Covid-19 and planning law: present and future
Planning is an area of law which is constantly changing – every new Government and most new Secretaries of State come in with bright ideas (and occasionally good ones) aimed at reform.
But the challenges posed by Covid-19 have forced huge practical changes to the system which I suspect will be similar in scale to what is needed “later” once the economy and not human life becomes the focus of Government’s energies.
So away from the extraordinary measures brought into effect by the Treasury and the ongoing needs of the NHS, what has happened to planning law in the last couple of weeks? And what is, or should be, on the horizon? I set some of this out below…
Attendees of Local Planning Authority (LPA) meetings no-longer required to meet in the same place
Section 78 of the Coronavirus Act 2020 enables regulations to be made recognising the impossibility of committee meetings being held safely in a single location. These will allow attendance at and voting in local planning authority (“LPA”) meetings without all of the attendees being together in the same place. Voting on applications by councillors (many of whom of course are over 70) will be enabled once more, allowing permissions to be granted. This is critical to determination of existing planning applications.
Each LPA will need to ensure that its own constitutional arrangements do not contradict or make impractical the intention of the regulations. We can assist applicants to ensure that decisions are reached with proper reference to the LPA’s constitution – to avoid questions arising over lawfulness.
Temporary use class implemented to allow food and drink outlets to operate as takeaways
A wide range of premises were forcibly shut down by Government was effected in the second set of Health Protection Regulations, on 26 March. This includes premises where food or drink are sold for consumption on those premises and extends to a wide range of uses where social contact would be likely – cinemas, theatres, nail bars, fitness studios and so on.

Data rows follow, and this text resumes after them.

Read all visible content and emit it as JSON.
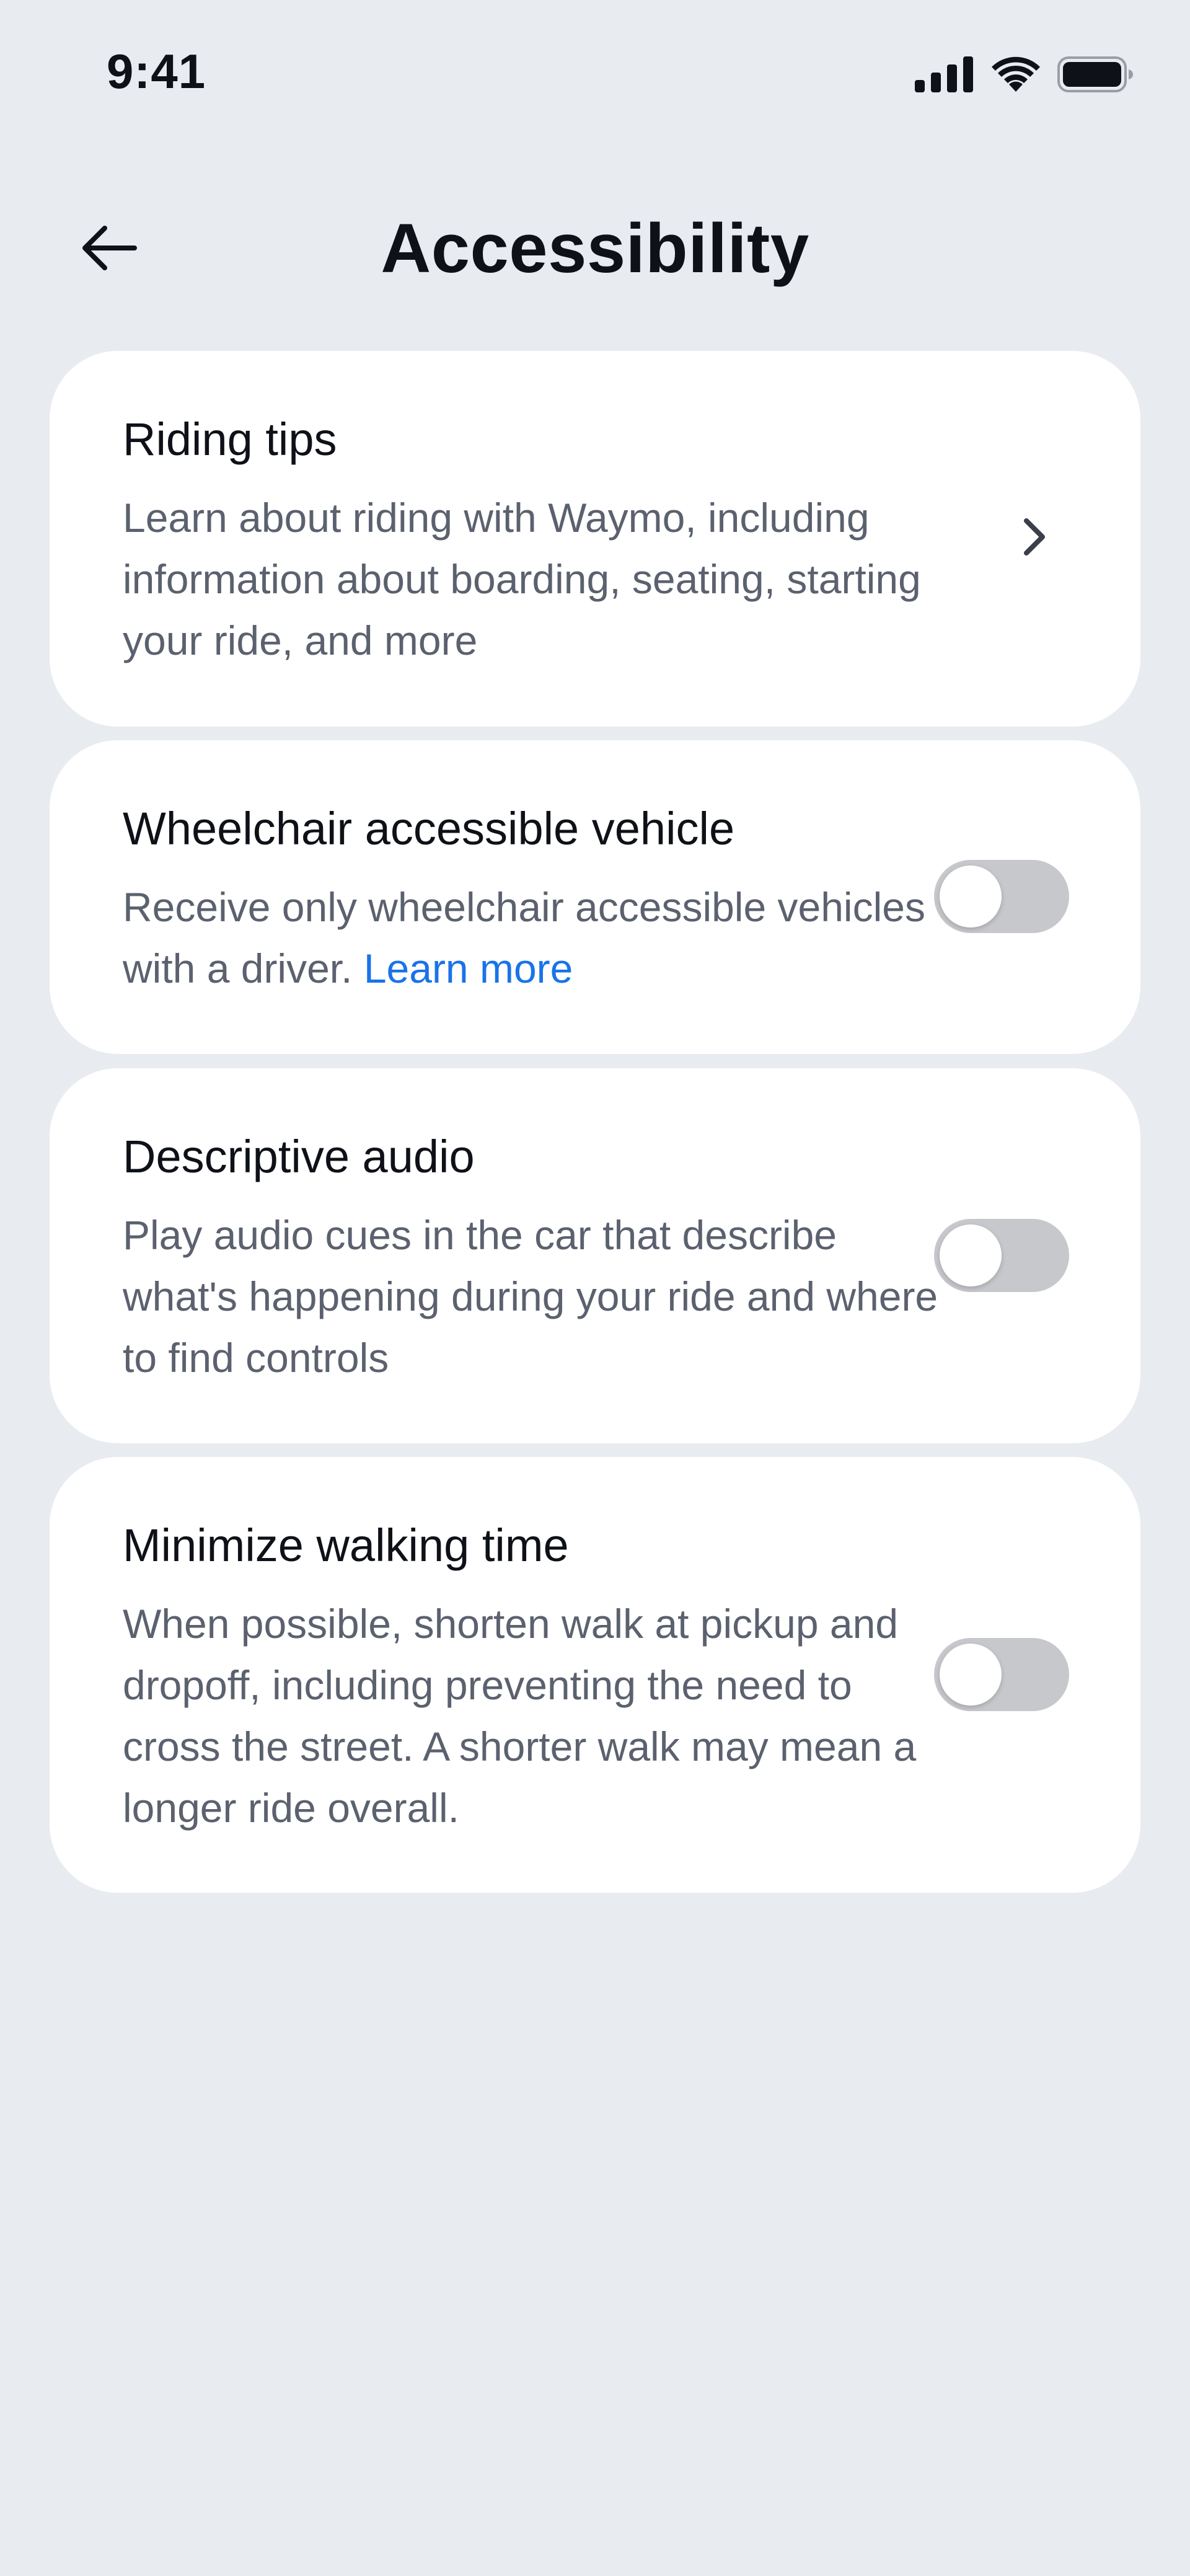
{
  "status_bar": {
    "time": "9:41",
    "icons": [
      "signal-icon",
      "wifi-icon",
      "battery-icon"
    ]
  },
  "header": {
    "title": "Accessibility",
    "back_icon": "arrow-left-icon"
  },
  "settings": [
    {
      "title": "Riding tips",
      "description": "Learn about riding with Waymo, including information about boarding, seating, starting your ride, and more",
      "control": "chevron-right-icon"
    },
    {
      "title": "Wheelchair accessible vehicle",
      "description": "Receive only wheelchair accessible vehicles with a driver.",
      "link": "Learn more",
      "control": "toggle",
      "enabled": false
    },
    {
      "title": "Descriptive audio",
      "description": "Play audio cues in the car that describe what's happening during your ride and where to find controls",
      "control": "toggle",
      "enabled": false
    },
    {
      "title": "Minimize walking time",
      "description": "When possible, shorten walk at pickup and dropoff, including preventing the need to cross the street. A shorter walk may mean a longer ride overall.",
      "control": "toggle",
      "enabled": false
    }
  ],
  "colors": {
    "background": "#e8ebf0",
    "card": "#ffffff",
    "title_text": "#0e1117",
    "body_text": "#5b616e",
    "link": "#1a73e8",
    "toggle_off": "#c6c8cc"
  }
}
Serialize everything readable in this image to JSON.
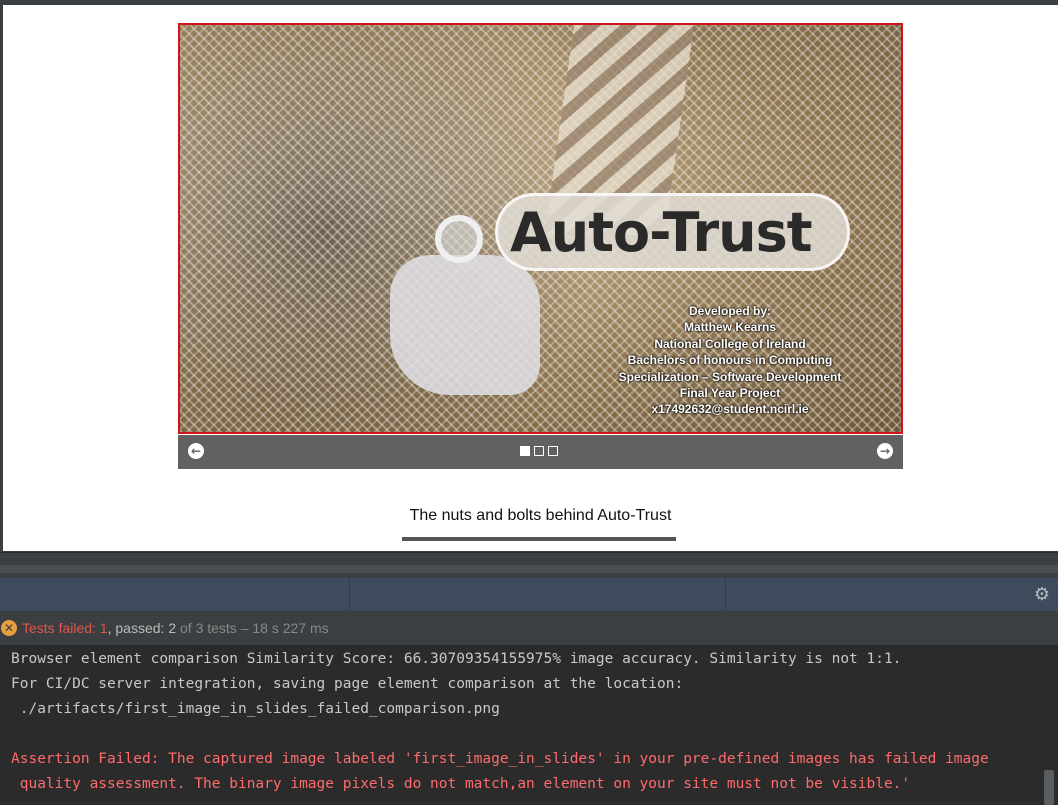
{
  "slideshow": {
    "title": "Auto-Trust",
    "credits": [
      "Developed by:",
      "Matthew Kearns",
      "National College of Ireland",
      "Bachelors of honours in Computing",
      "Specialization – Software Development",
      "Final Year Project",
      "x17492632@student.ncirl.ie"
    ],
    "prev_icon": "arrow-left-circle-icon",
    "next_icon": "arrow-right-circle-icon",
    "active_slide_index": 0,
    "slide_count": 3,
    "prev_glyph": "←",
    "next_glyph": "→"
  },
  "caption": "The nuts and bolts behind Auto-Trust",
  "colors": {
    "slide_border": "#d0141b",
    "controls_bg": "#616161",
    "fail_text": "#e0564a",
    "error_text": "#ff6b6b",
    "status_icon": "#e5a03f"
  },
  "test_status": {
    "icon": "error-x-icon",
    "failed_label": "Tests failed: 1",
    "separator": ", ",
    "passed_label": "passed: 2",
    "summary": " of 3 tests – 18 s 227 ms"
  },
  "toolstrip": {
    "settings_icon": "gear-icon"
  },
  "console": {
    "lines": [
      "Browser element comparison Similarity Score: 66.30709354155975% image accuracy. Similarity is not 1:1.",
      "For CI/DC server integration, saving page element comparison at the location:",
      " ./artifacts/first_image_in_slides_failed_comparison.png"
    ],
    "error_lines": [
      "Assertion Failed: The captured image labeled 'first_image_in_slides' in your pre-defined images has failed image",
      " quality assessment. The binary image pixels do not match,an element on your site must not be visible.'"
    ]
  }
}
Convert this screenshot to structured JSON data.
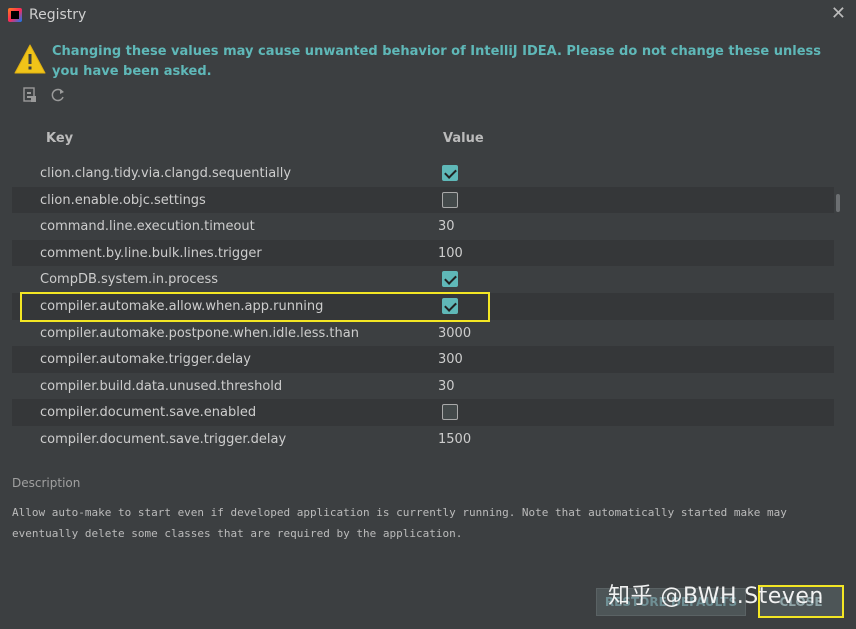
{
  "window": {
    "title": "Registry",
    "close_glyph": "✕"
  },
  "warning": {
    "icon": "warning-icon",
    "text": "Changing these values may cause unwanted behavior of IntelliJ IDEA. Please do not change these unless you have been asked.",
    "color": "#5fb8b8"
  },
  "toolbar": {
    "icons": [
      "restore-file-icon",
      "refresh-icon"
    ]
  },
  "table": {
    "headers": {
      "key": "Key",
      "value": "Value"
    },
    "rows": [
      {
        "key": "clion.clang.tidy.via.clangd.sequentially",
        "type": "checkbox",
        "checked": true,
        "value": ""
      },
      {
        "key": "clion.enable.objc.settings",
        "type": "checkbox",
        "checked": false,
        "value": ""
      },
      {
        "key": "command.line.execution.timeout",
        "type": "text",
        "value": "30"
      },
      {
        "key": "comment.by.line.bulk.lines.trigger",
        "type": "text",
        "value": "100"
      },
      {
        "key": "CompDB.system.in.process",
        "type": "checkbox",
        "checked": true,
        "value": ""
      },
      {
        "key": "compiler.automake.allow.when.app.running",
        "type": "checkbox",
        "checked": true,
        "value": ""
      },
      {
        "key": "compiler.automake.postpone.when.idle.less.than",
        "type": "text",
        "value": "3000"
      },
      {
        "key": "compiler.automake.trigger.delay",
        "type": "text",
        "value": "300"
      },
      {
        "key": "compiler.build.data.unused.threshold",
        "type": "text",
        "value": "30"
      },
      {
        "key": "compiler.document.save.enabled",
        "type": "checkbox",
        "checked": false,
        "value": ""
      },
      {
        "key": "compiler.document.save.trigger.delay",
        "type": "text",
        "value": "1500"
      }
    ],
    "highlighted_row_index": 5
  },
  "description": {
    "label": "Description",
    "text": "Allow auto-make to start even if developed application is currently running. Note that automatically started make may eventually delete some classes that are required by the application."
  },
  "buttons": {
    "restore_defaults": "RESTORE DEFAULTS",
    "close": "CLOSE"
  },
  "watermark": "知乎 @BWH.Steven",
  "colors": {
    "background": "#3c3f41",
    "accent": "#5fb8b8",
    "highlight": "#f3e624"
  }
}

Reflecting the very big hit to the hospitality industry a temporary use class has been created for any premises used for the sale of food. This allows them to operate a takeaway for a period of one year subject only to notification of the LPA. This even applies to outlets subject to “Article 4” directions which disapply permitted development (“PD”) rights.
Other premises still permitted to open under Covid-19
The current regulations do not by law close as wide a range of premises as might have been thought. Premises which may remain open to the public include building supplies and hardware stores, dental services, opticians, osteopaths, taxis and hirers of commercial vehicles – among others. Whether the providers of these services feel able to provide them of course is a different matter.
As we are all learning at the moment, the future is uncertain. But whenever the economy does start to resemble normality, the strong impetus from Government and many LPAs will be to stimulate development. There are many ways they could do this, to give a few examples:
- LPAs should be more willing to reassess their s106 requirements pre-grant, giving some recognition to the cataclysm that has hit. The range of amendments that it might be helpful to countenance is limitless, but for example trigger points which are not linked to stages of development should be reviewed. The entire topic of viability is also likely to come under renewed scrutiny. Government could be mandating this approach in its published advice.
- In many already-consented schemes the 106 component may now place a more obviously excessive burden on deliverability than previously. There is a five year block on appealing the terms of a s106 agreement following the date of the agreement – but naturally an LPA may vary the 106 by agreement at any time. In the interests of delivering development this will surely become a priority.
- As with the temporary PD rights for pubs, bars and restaurants referred to above, further temporary or permanent extensions of PD rights may be helpful for a wide range of other businesses.
- Measures disapplying CIL entirely or else deferring its due date for payment.
- Measures either pressing “pause” on statutory deadlines for determination of planning applications/appeal rights would be sensible. Pretty obviously, a repeat of the measures enacted following the financial crisis which allowed landowners to keep permissions alive for longer would be a good idea.
Understandably, Government has other fish to fry at the moment. The urgency of measures like these will not be apparent until daily life comes back to resembling something normal. But we hope that they are thinking about these issues and making preparations.